Taro leaves (kalo); photo by Shihmei Barger on Flickr (noncommercial use permitted with attribution / no derivative works).

Official State Plant of Hawai'i

Hawaii designated Kalo as the official state plant in 2007. Kalo (Colocasia esculenta) is the Hawaiian word for taro. All State Plants

Kalo is a culturally significant plant to the kanaka maoli (Hawaii's indigenous peoples) and the state of Hawaii. Believed to be one of the earliest cultivated plants, both the leaves and roots of kalo are edible.

Excerpt from House Bill 1663
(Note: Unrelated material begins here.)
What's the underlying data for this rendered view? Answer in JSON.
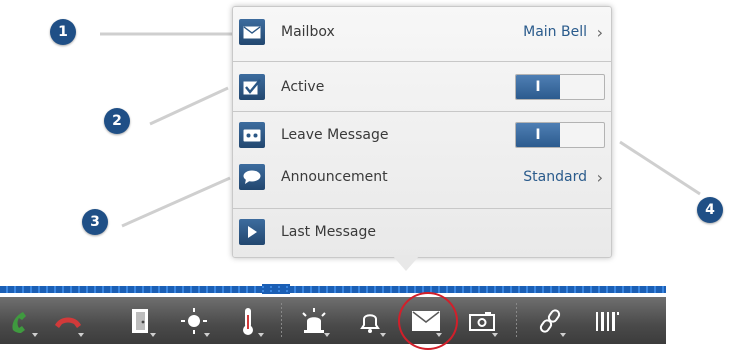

"Kalo intrinsically embodies the interdependency of the past, the present, and the future, the essence of procreation and regeneration, as the foundation of any sustainable practice. Kalo expresses the spiritual and physical well-being of not only the kanaka maoli and their heritage, but also symbolizes the environmental, social, and cultural values important to the State. This relationship is represented in the use of the kalo plant on the crown of King Kalakaua. The state seal, established in 1959, includes eight taro leaves below the shield, honoring the connection between the health of the land and the health of the state. Today, the logo of the office of Hawaiian affairs and many commercial enterprises throughout the state use this symbol to communicate ohana, integrity, and a connection to Hawaiian culture."